wince

 (wĭns)
intr.v. winced, winc·ing, winc·es
To shrink or start involuntarily, as in pain or distress; flinch.
n.
A shrinking or startled movement or gesture.

[Middle English wincen, to kick, from Old North French *wencier, variant of Old French guencir, of Germanic origin.]

winc′er n.
References in classic literature ?
He passed his hand over his eyes, made a little wincing grimace.
Then he and the sergeant set her arm and put it in splints, she wincing but not whimpering; then we took up the march for home, and that's the end of the tale; and I'm her horse.
Thrushcross Grange is my own, sir,' he interrupted, wincing.
So, by little and little, and not living high, I managed to scrape up the hundred pounds at last,' said Traddles; 'and thank Heaven that's paid - though it was - though it certainly was,' said Traddles, wincing again as if he had had another tooth out, 'a pull.
Indeed," said Gertrude, wincing as all the hard things Trefusis had told her of herself came into her mind at the heels of Erskine's unfortunate allusion to her power of enjoying herself.

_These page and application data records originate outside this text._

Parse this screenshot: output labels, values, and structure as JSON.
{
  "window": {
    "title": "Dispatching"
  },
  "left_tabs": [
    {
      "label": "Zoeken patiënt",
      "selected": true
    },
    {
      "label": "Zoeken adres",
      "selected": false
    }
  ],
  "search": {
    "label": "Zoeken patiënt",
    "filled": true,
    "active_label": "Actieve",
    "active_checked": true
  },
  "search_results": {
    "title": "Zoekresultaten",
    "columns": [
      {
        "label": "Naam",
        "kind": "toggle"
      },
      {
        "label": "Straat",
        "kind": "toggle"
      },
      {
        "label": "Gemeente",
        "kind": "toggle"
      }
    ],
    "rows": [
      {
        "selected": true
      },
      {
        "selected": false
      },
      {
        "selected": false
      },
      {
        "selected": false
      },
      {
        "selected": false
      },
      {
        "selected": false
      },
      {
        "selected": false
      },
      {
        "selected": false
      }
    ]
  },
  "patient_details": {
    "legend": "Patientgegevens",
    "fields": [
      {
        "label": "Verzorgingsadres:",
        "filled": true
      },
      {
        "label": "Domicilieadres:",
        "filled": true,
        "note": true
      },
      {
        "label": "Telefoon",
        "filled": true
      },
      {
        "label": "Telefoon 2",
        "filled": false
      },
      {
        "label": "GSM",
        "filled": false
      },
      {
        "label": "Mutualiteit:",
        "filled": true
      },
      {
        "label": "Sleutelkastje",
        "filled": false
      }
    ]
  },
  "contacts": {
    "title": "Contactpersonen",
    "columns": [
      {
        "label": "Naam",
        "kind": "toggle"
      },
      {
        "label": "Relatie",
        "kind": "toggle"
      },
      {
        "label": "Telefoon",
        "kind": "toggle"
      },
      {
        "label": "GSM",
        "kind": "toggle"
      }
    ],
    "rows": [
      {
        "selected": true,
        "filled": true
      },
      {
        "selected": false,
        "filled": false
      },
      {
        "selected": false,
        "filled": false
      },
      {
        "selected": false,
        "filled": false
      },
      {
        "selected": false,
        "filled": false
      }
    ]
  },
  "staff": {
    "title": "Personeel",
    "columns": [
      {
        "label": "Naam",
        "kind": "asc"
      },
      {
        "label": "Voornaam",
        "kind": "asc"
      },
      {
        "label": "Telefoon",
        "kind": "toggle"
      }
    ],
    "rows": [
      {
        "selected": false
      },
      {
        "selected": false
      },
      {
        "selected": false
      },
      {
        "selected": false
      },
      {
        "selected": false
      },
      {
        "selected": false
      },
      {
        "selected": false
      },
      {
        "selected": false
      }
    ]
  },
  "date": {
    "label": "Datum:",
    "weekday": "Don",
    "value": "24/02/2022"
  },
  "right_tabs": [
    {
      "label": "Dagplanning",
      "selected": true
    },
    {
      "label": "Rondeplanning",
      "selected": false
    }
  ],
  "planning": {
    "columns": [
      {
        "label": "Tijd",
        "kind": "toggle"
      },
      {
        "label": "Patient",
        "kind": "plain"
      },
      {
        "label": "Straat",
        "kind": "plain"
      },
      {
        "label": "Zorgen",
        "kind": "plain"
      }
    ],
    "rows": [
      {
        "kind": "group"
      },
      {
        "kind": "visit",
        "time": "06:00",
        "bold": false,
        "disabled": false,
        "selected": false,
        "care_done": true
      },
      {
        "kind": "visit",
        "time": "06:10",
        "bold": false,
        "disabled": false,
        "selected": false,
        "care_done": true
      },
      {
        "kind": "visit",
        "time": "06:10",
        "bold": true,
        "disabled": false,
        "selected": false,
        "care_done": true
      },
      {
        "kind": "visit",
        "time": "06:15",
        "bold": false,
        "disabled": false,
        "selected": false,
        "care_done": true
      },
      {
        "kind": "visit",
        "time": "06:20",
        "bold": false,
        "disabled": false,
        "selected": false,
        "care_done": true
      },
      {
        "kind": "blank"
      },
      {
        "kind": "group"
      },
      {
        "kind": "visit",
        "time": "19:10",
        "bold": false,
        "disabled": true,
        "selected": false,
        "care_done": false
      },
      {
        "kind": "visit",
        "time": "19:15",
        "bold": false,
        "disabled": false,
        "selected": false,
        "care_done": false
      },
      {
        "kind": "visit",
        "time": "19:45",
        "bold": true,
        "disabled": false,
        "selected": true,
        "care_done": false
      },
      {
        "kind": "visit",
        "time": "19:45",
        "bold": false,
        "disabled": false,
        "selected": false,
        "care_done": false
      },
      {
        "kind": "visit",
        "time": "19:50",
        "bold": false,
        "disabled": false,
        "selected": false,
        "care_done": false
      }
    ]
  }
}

asked the page, wincing a little at sight of the blood.
True," replied the marquise, without wincing in the slightest degree at the tragic remembrance thus called up; "but bear in mind, if you please, that our respective parents underwent persecution and proscription from diametrically opposite principles; in proof of which I may remark, that while my family remained among the stanchest adherents of the exiled princes, your father lost no time in joining the new government; and that while the Citizen Noirtier was a Girondin, the Count Noirtier became a senator.

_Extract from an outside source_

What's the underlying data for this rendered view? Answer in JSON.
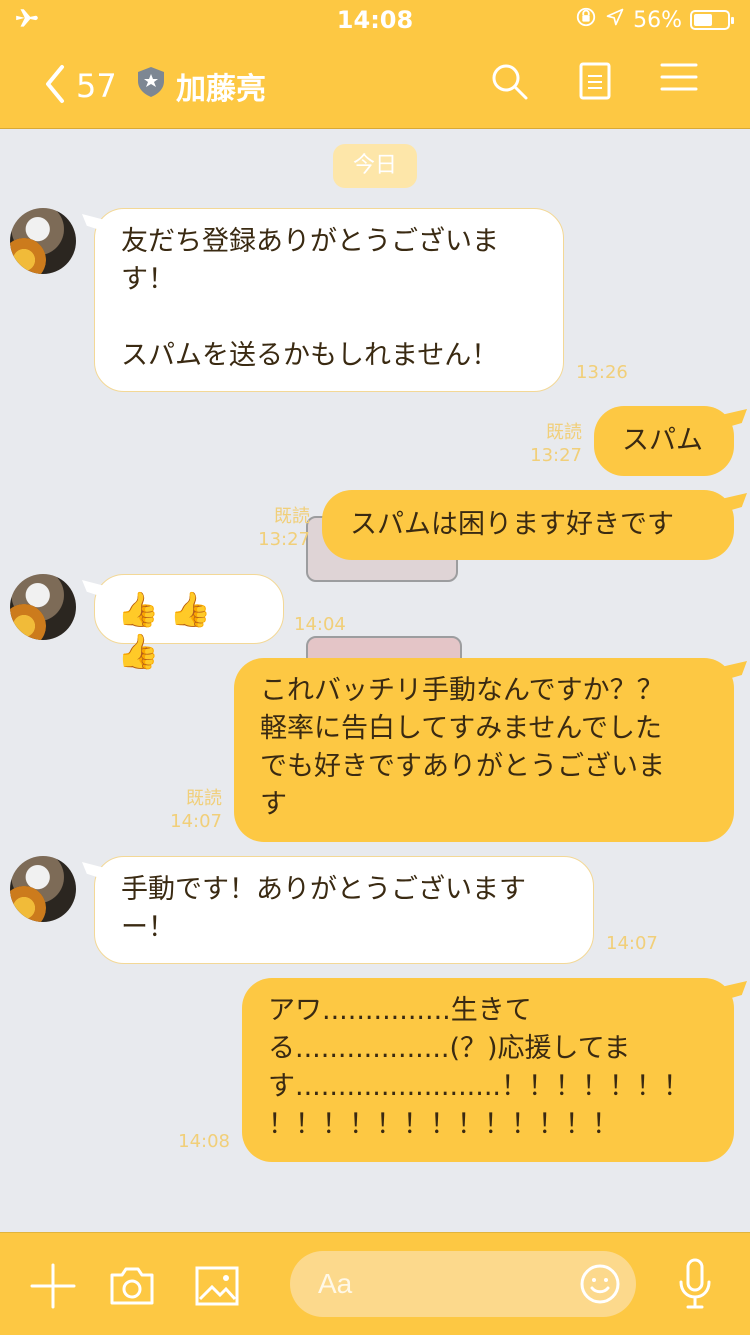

Mordaunt sustained this new attack without wincing.
This somewhat rallied up his spirit and warmed his heart; all the time of the operation, however, he kept his eyes riveted on the wound, with his teeth set, and a whimsical wincing of the countenance, that occasionally gave his nose something of its usual comic curl.
A thin, high Kathiawar mare, with eyes and nostrils aflame, rocketed out of the jam, snorting and wincing as her rider bent her across the road in chase of a shouting man.
He lay back without wincing, though he bit his lip from time to time.
The bent head, the averted eye, the faltering voice, the wincing figure-- these, and not the unshrinking gaze and frank reply, are the true signals of passion.